Which gave me the idea of doing a locomoco....but it couldn't be just any loco....
Sooooo.....long story short, ground wagyu from Bristol Farms, I have frozen veal stock in the freezer, dried porcini in the cabinet, shallots on the counter.
And all those basic skills everyone who cooks should have; how to cook an egg, how to make a burger, and how to make a simple pan sauce. Shave truffle on egg and...say no more.....
So it was time to "go loco, or go home"! Or maybe....go take a nap?
It'll take longer to read this post than to actually make this. But first, a word from our legal department:
Consuming raw or undercooked meats, poultry, seafood, shellfish, or eggs may increase your risk of foodborne illness.
Now that we got that out of the way....yes, I use raw eggs...well, egg actually, for this.
I also use an immersion blender and a Ball Jar.
The eggs are either pasteurized or the best we can find - pasture raised and all that. I also use whole eggs, which makes this much lighter than just egg yolks.

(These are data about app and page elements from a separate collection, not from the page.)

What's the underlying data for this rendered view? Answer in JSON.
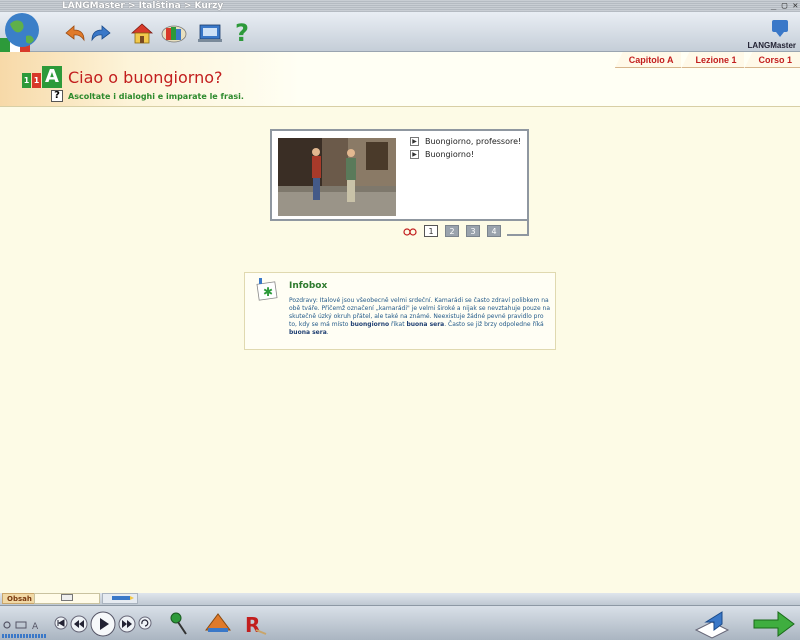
{
  "window": {
    "breadcrumb": "LANGMaster > Italština > Kurzy",
    "controls": "_ ▢ ✕"
  },
  "toolbar": {
    "icons": [
      "back-arrow-icon",
      "forward-arrow-icon",
      "home-icon",
      "books-icon",
      "dictionary-icon",
      "help-icon"
    ],
    "help_glyph": "?",
    "logo_text": "LANGMaster"
  },
  "header": {
    "crumbs": [
      "Capitolo A",
      "Lezione 1",
      "Corso 1"
    ],
    "level_digits": [
      "1",
      "1"
    ],
    "level_letter": "A",
    "title": "Ciao o buongiorno?",
    "help_glyph": "?",
    "subtitle": "Ascoltate i dialoghi e imparate le frasi."
  },
  "dialogue": {
    "lines": [
      "Buongiorno, professore!",
      "Buongiorno!"
    ],
    "pages": [
      "1",
      "2",
      "3",
      "4"
    ],
    "active_page": "1"
  },
  "infobox": {
    "title": "Infobox",
    "text_1": "Pozdravy: Italové jsou všeobecně velmi srdeční. Kamarádi se často zdraví polibkem na obě tváře. Přičemž označení „kamarádi\" je velmi široké a nijak se nevztahuje pouze na skutečně úzký okruh přátel, ale také na známé. Neexistuje žádné pevné pravidlo pro to, kdy se má místo ",
    "bold_1": "buongiorno",
    "text_2": " říkat ",
    "bold_2": "buona sera",
    "text_3": ". Často se již brzy odpoledne říká ",
    "bold_3": "buona sera",
    "text_4": "."
  },
  "bottom": {
    "tab_label": "Obsah"
  },
  "colors": {
    "title_red": "#c21e1e",
    "green": "#2d8a2d",
    "background": "#fdfbe6"
  }
}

As for the science; if you love that kind of stuff, get Harold McGee's classic - On Food and Cooking.
I've read where having all ingredients at room temperature, but I've done this with cold eggs and mustard and the results has been fine.